TASK BRIEF => Nothing may be left out or changed. Print every entry.

PROVIDED DATA =>
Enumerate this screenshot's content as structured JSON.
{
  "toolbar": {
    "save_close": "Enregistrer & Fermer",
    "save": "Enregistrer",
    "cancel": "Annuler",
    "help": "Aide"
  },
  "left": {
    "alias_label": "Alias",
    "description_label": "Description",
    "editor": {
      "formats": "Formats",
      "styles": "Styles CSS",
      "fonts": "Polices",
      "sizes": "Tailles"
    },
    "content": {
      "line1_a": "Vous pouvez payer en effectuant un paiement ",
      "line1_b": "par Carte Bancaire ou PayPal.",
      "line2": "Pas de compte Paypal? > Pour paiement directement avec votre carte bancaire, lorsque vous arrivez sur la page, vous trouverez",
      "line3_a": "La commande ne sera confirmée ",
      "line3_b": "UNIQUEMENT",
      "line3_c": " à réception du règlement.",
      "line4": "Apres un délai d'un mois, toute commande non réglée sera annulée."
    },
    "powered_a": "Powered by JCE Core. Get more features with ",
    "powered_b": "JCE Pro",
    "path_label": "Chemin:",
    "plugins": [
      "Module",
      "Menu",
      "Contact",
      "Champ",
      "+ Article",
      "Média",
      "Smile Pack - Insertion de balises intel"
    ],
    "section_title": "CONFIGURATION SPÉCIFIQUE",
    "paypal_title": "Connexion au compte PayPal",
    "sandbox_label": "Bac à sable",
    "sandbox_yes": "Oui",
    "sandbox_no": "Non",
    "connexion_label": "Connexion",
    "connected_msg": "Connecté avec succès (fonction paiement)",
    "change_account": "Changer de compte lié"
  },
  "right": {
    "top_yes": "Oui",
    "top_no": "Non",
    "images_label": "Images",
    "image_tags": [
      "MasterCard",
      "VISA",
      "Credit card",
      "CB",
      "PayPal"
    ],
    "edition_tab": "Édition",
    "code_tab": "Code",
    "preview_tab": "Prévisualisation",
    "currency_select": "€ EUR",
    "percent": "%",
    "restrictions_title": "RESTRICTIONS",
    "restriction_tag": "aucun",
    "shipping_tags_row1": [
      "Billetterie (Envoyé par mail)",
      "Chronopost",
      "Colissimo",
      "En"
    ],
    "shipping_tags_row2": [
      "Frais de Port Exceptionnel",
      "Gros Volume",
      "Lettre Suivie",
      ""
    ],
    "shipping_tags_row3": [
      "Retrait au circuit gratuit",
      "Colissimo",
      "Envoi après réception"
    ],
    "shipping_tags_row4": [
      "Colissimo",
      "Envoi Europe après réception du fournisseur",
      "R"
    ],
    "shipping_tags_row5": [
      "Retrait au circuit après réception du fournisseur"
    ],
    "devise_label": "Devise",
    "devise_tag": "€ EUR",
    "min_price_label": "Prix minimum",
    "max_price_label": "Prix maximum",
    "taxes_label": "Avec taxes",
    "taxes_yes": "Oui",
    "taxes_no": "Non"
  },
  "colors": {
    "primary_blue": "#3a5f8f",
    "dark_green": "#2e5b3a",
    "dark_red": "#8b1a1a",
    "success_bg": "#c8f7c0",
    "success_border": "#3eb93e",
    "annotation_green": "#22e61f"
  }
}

RESULT =>
Enumerate this screenshot's content as structured JSON.
{
  "toolbar": {
    "save_close": "Enregistrer & Fermer",
    "save": "Enregistrer",
    "cancel": "Annuler",
    "help": "Aide"
  },
  "left": {
    "alias_label": "Alias",
    "description_label": "Description",
    "editor": {
      "formats": "Formats",
      "styles": "Styles CSS",
      "fonts": "Polices",
      "sizes": "Tailles"
    },
    "content": {
      "line1_a": "Vous pouvez payer en effectuant un paiement ",
      "line1_b": "par Carte Bancaire ou PayPal.",
      "line2": "Pas de compte Paypal? > Pour paiement directement avec votre carte bancaire, lorsque vous arrivez sur la page, vous trouverez",
      "line3_a": "La commande ne sera confirmée ",
      "line3_b": "UNIQUEMENT",
      "line3_c": " à réception du règlement.",
      "line4": "Apres un délai d'un mois, toute commande non réglée sera annulée."
    },
    "powered_a": "Powered by JCE Core. Get more features with ",
    "powered_b": "JCE Pro",
    "path_label": "Chemin:",
    "plugins": [
      "Module",
      "Menu",
      "Contact",
      "Champ",
      "+ Article",
      "Média",
      "Smile Pack - Insertion de balises intel"
    ],
    "section_title": "CONFIGURATION SPÉCIFIQUE",
    "paypal_title": "Connexion au compte PayPal",
    "sandbox_label": "Bac à sable",
    "sandbox_yes": "Oui",
    "sandbox_no": "Non",
    "connexion_label": "Connexion",
    "connected_msg": "Connecté avec succès (fonction paiement)",
    "change_account": "Changer de compte lié"
  },
  "right": {
    "top_yes": "Oui",
    "top_no": "Non",
    "images_label": "Images",
    "image_tags": [
      "MasterCard",
      "VISA",
      "Credit card",
      "CB",
      "PayPal"
    ],
    "edition_tab": "Édition",
    "code_tab": "Code",
    "preview_tab": "Prévisualisation",
    "currency_select": "€ EUR",
    "percent": "%",
    "restrictions_title": "RESTRICTIONS",
    "restriction_tag": "aucun",
    "shipping_tags_row1": [
      "Billetterie (Envoyé par mail)",
      "Chronopost",
      "Colissimo",
      "En"
    ],
    "shipping_tags_row2": [
      "Frais de Port Exceptionnel",
      "Gros Volume",
      "Lettre Suivie",
      ""
    ],
    "shipping_tags_row3": [
      "Retrait au circuit gratuit",
      "Colissimo",
      "Envoi après réception"
    ],
    "shipping_tags_row4": [
      "Colissimo",
      "Envoi Europe après réception du fournisseur",
      "R"
    ],
    "shipping_tags_row5": [
      "Retrait au circuit après réception du fournisseur"
    ],
    "devise_label": "Devise",
    "devise_tag": "€ EUR",
    "min_price_label": "Prix minimum",
    "max_price_label": "Prix maximum",
    "taxes_label": "Avec taxes",
    "taxes_yes": "Oui",
    "taxes_no": "Non"
  },
  "colors": {
    "primary_blue": "#3a5f8f",
    "dark_green": "#2e5b3a",
    "dark_red": "#8b1a1a",
    "success_bg": "#c8f7c0",
    "success_border": "#3eb93e",
    "annotation_green": "#22e61f"
  }
}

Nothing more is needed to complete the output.